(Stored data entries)
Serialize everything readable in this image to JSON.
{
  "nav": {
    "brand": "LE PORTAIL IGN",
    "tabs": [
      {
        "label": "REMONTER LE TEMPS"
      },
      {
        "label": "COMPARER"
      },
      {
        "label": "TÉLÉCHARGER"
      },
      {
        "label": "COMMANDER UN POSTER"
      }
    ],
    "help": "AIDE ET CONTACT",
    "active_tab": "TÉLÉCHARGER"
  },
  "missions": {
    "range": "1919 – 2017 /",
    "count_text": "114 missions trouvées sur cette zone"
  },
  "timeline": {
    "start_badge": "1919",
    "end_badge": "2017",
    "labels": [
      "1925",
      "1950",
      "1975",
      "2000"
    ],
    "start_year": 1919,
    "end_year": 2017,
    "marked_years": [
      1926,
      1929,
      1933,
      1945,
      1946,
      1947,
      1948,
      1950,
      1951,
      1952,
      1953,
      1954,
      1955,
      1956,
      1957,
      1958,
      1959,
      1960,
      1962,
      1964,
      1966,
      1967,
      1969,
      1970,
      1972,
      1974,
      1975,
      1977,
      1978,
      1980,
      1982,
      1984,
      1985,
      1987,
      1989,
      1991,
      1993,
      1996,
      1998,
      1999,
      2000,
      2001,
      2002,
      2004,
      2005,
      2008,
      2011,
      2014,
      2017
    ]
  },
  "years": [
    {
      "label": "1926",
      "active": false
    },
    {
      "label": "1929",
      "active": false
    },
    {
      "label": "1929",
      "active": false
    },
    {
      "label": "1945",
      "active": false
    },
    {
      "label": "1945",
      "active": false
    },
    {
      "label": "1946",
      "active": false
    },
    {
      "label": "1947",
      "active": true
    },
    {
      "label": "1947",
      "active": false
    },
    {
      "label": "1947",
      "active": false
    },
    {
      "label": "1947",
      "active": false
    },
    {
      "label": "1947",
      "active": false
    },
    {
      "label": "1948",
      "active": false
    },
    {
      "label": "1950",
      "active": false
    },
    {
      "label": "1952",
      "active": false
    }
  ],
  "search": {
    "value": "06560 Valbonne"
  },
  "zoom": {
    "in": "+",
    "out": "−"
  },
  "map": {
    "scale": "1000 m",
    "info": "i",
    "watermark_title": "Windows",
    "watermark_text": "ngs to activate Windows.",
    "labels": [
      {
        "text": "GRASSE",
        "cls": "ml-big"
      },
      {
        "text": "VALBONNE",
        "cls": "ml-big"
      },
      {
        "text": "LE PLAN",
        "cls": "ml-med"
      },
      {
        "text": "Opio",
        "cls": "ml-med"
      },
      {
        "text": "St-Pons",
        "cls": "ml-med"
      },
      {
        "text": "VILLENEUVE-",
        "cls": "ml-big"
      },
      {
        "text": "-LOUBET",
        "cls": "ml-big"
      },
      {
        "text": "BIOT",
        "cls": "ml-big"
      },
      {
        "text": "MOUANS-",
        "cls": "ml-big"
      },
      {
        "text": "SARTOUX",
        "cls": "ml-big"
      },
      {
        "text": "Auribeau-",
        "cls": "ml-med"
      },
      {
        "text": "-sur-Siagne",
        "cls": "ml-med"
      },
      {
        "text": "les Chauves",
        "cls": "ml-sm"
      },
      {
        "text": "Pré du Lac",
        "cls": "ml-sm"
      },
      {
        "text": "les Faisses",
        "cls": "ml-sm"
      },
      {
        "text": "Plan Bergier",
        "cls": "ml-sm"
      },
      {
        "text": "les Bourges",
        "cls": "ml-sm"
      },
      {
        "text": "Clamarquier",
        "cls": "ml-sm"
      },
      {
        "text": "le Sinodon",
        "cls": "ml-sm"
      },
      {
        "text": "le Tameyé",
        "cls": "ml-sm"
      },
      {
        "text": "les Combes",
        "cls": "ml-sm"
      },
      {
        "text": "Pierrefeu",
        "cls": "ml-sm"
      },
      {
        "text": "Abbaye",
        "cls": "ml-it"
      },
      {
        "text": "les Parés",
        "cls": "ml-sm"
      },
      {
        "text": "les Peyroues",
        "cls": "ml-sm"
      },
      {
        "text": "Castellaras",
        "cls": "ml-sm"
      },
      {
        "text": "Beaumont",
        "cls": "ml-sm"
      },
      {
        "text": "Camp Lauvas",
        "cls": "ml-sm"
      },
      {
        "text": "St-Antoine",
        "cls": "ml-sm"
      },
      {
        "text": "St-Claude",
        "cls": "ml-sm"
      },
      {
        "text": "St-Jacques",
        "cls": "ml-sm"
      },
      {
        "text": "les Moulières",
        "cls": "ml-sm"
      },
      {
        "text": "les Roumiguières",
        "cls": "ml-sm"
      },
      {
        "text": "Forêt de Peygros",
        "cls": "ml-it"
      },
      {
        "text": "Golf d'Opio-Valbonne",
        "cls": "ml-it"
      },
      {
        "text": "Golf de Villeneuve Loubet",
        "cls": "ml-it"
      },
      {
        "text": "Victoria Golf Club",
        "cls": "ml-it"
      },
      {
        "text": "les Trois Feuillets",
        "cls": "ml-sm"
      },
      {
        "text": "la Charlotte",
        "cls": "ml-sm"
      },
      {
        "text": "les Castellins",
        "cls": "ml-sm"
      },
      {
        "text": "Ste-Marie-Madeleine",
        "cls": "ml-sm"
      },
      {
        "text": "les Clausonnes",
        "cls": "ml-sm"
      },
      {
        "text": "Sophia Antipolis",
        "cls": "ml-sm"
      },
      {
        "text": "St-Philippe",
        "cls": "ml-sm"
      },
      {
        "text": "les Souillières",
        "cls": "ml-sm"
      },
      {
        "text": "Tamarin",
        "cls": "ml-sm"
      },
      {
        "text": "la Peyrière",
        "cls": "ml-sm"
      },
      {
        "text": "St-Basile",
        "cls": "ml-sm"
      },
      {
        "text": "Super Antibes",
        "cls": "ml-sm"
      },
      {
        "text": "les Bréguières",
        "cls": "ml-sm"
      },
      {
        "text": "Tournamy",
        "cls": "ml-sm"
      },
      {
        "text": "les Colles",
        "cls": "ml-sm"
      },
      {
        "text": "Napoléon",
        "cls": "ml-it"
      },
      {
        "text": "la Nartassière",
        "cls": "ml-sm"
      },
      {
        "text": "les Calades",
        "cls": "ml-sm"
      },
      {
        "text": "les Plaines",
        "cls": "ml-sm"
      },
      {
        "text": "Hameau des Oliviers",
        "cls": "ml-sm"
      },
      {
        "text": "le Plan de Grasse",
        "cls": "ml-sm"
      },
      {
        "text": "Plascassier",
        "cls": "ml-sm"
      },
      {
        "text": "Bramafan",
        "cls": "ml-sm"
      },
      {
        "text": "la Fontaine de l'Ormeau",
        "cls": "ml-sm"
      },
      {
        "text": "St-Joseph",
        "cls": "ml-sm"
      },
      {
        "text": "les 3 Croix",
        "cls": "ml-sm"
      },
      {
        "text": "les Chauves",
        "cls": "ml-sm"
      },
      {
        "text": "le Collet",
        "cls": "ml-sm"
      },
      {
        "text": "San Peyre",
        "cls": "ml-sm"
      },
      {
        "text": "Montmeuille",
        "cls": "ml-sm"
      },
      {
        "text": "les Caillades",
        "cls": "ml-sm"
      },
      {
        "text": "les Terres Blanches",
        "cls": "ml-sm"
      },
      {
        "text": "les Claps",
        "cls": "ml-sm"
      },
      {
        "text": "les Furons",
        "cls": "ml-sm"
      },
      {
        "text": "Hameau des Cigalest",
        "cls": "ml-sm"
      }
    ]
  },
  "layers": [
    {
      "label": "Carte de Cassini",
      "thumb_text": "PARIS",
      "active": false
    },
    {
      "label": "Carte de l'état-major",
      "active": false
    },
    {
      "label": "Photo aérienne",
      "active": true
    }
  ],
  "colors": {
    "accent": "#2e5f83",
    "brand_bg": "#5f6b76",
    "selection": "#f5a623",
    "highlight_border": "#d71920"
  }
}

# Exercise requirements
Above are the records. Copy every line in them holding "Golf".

# Response area
        "text": "Golf d'Opio-Valbonne",
        "text": "Golf de Villeneuve Loubet",
        "text": "Victoria Golf Club",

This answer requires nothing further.